● How are reflectivity and reflexivity developed, i.e., the capability to decenter and to reflect on one’s own conceptions and practices in relation to those of others (Guignon & Morrissette 2006; Scarino 2014)? One key focus of this special issue is on the development of reflectivity and reflexivity in co-productive research practices. Specifically, we are interested in exploring how co-production can support researchers in developing the capacity to decenter and reflect on their own conceptions and practices in relation to those of others. This might involve examining how co-production can help to challenge assumptions and biases, facilitate new perspectives and insights, and promote a deeper understanding of the complex social dynamics at play in the research process. We welcome papers that explore these issues and shed light on the ways in which co-productive research can support the development of reflectivity and reflexivity in applied linguistics.

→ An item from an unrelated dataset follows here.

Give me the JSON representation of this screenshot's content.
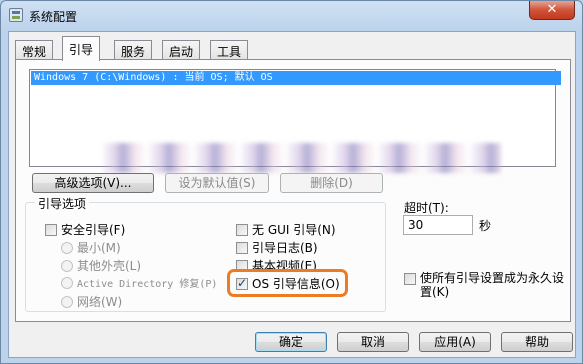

● How are roles shifted/altered/reconstructed between those involved when adopting a co-productive research approach? How are their potentially (in-) compatible agendas dealt with and which consequences come with these? How are issues of authorship approached in line with the obtained results (Sato et al. 2021)? Adopting a co-productive research approach can have significant implications for the roles and relationships between researchers and participants. The traditional researcher-participant dichotomy is blurred, and participants are seen as active co-producers of knowledge rather than passive sources of data. As a result, the roles of participants and researchers may become more fluid and interchangeable, with participants having greater agency and input into the research process. However, this shift can also lead to challenges in terms of power dynamics, as participants may have different agendas or goals than the researchers, and conflicts may arise. In such cases, researchers must negotiate and navigate these differences while scientific standards are upheld. The consequences of these shifts in roles and agendas can vary, from improved engagement and ownership of the research process/results by participants to potential conflicts and challenges that may need to be addressed. Furthermore, the question of authorship in co-productive research raises significant issues of attribution and recognition for contributions made by all participants involved. It becomes crucial to address who has the final say in determining what counts as results and how authorship is distributed and acknowledged, especially when multiple voices, perspectives and possibly speakers with different linguistic repertoires are involved.

● Which methodological decisions (e.g., including multimodal, multilingual data co-produced by language teachers/learners/student teachers) are taken and why? What about unforeseen consequences (e.g., ending up with unforeseen types of data and/or results)? Authors are invited to elaborate on methodological decisions when adopting a co-productive research approach, such as the inclusion of multimodal, multilingual data co-produced by different social actors (e.g., language teachers, learners, or student teachers). Authors are encouraged to explain the reasons for their methodological decisions and discuss any unexpected outcomes that may arise from using this approach. This may include unforeseen types of data, their hierarchization or other consequences that were not originally anticipated. The papers should reflect on how these methodological decisions and their consequences may affect the overall research process and its outcomes.

Important dates: (provisional planning)

● 01.04.2024: Deadline to send abstracts

● 22.04.2024: Notification of acceptance

● 01.09.2024: Submission deadline for the first version and double-blind review

process

● 30.11.2024: Feedback from reviewers and correction by author(s)

● 31.01.2025: Submission deadline for the final version